Not everyone is convinced of the Heat president’s authenticity.

Barry Jackson of The Miami Herald:

Some in the Bosh camp remain angry and suspicious of the Heat’s intentions, wondering if Miami was motivated by clearing cap space. A Heat source insists this is not the case, that Miami wants him to play if doctors are comfortable with it.

An NBA-employed friend says Bosh very much wants to play and believes he should be cleared. If the Heat fights him on this, it wouldn’t be surprising if Bosh takes this issue to the players union

one issue that has been discussed is whether Bosh should come off blood thinners or continue taking them, according to a person briefed on the matter.

If Bosh comes off the medication this summer, there’s no reason why he couldn’t play.

But even if he stays on the thinners, Bosh has tried to convince the Heat to allow him to play while taking a new medication that would be out of his system in 8 to 12 hours, or by game-time, thus lessening or eliminating the inherent risks of playing a contact sport while on thinners.

It’s hard to believe the Heat have nefarious intentions — not just because they reportedly expect Bosh to play next season, but because a salary-cap workaround would likely fail.

If Bosh goes a year without playing (last game:Feb. 9), Miami waives him and a doctor approved by the NBA and players union says Bosh’s condition is career-ending, the Heat could exclude Bosh’s salary from team salary. He’d still get paid. He just wouldn’t count toward the cap.

So, the $75,868,170 Bosh is owed the next three years is protected. It’s just a matter of whether Miami frees cap space.

But even the Heat sitting Bosh for a year and convincing a union-approved doctor of Bosh’s inability to safely play wouldn’t be enough.

If Bosh plays 25 games for another team after an injury exclusion, his salary would be put back on Miami’s books. That might allow the Heat temporary cap room to sign someone, but with Bosh’s salary applied, their luxury-tax bill would be prohibitively enormous.

So, we’re probably back to the previous questions:

Can Bosh safely play while on blood thinners? Probably not, though there might not be total agreement on that.
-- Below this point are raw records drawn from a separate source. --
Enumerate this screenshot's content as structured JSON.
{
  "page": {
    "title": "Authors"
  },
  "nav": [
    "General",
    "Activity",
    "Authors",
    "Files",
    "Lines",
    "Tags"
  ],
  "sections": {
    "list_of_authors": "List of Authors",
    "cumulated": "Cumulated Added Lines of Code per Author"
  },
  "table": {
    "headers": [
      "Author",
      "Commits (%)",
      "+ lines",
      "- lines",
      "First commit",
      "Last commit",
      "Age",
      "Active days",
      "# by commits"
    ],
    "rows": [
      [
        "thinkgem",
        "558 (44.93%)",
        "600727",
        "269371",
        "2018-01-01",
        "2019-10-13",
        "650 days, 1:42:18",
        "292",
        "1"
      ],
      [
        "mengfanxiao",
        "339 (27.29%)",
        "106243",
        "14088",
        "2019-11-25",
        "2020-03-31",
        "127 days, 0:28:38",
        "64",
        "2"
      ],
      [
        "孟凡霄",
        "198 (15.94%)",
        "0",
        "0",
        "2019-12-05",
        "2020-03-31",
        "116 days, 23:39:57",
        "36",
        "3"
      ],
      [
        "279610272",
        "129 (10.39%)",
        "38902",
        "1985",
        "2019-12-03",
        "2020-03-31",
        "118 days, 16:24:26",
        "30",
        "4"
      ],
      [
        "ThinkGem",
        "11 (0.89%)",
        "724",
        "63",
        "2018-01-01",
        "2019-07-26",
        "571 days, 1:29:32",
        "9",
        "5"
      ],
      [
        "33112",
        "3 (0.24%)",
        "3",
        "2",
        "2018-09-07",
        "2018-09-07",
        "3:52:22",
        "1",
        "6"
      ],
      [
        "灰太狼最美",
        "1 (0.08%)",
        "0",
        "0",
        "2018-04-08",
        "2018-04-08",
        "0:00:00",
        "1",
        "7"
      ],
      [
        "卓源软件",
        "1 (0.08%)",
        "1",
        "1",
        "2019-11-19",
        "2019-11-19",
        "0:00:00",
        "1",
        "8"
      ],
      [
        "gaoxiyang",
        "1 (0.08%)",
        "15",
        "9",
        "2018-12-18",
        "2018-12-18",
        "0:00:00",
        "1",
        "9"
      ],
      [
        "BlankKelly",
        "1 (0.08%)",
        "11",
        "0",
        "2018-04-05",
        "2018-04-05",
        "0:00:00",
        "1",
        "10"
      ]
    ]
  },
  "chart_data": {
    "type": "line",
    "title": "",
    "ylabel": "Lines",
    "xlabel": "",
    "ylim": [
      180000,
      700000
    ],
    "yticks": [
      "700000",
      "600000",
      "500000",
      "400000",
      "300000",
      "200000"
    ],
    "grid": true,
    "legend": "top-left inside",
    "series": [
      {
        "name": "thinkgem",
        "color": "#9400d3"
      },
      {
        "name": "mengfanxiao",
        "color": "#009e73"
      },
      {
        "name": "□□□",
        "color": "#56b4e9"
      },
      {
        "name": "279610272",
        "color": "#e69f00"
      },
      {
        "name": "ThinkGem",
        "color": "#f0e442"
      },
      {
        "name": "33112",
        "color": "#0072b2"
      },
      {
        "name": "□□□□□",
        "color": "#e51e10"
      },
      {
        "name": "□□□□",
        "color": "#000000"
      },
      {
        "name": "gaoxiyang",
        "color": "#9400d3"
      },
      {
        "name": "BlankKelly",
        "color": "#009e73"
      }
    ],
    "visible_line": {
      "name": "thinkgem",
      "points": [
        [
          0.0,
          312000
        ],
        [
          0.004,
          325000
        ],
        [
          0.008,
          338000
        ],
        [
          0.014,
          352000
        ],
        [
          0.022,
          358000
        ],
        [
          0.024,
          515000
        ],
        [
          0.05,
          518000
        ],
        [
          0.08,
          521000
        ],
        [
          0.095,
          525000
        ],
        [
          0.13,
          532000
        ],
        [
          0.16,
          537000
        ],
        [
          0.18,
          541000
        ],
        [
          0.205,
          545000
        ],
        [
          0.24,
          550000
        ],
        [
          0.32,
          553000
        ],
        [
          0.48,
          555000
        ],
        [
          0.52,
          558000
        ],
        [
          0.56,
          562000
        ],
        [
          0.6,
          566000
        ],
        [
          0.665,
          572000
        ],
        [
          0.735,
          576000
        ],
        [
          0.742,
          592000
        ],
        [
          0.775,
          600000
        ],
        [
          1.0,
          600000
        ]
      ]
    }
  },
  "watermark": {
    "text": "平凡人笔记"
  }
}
Does Bosh need to continue taking blood thinners? That’s a much more complicated question. Hence, the lack of a resolution to this issue.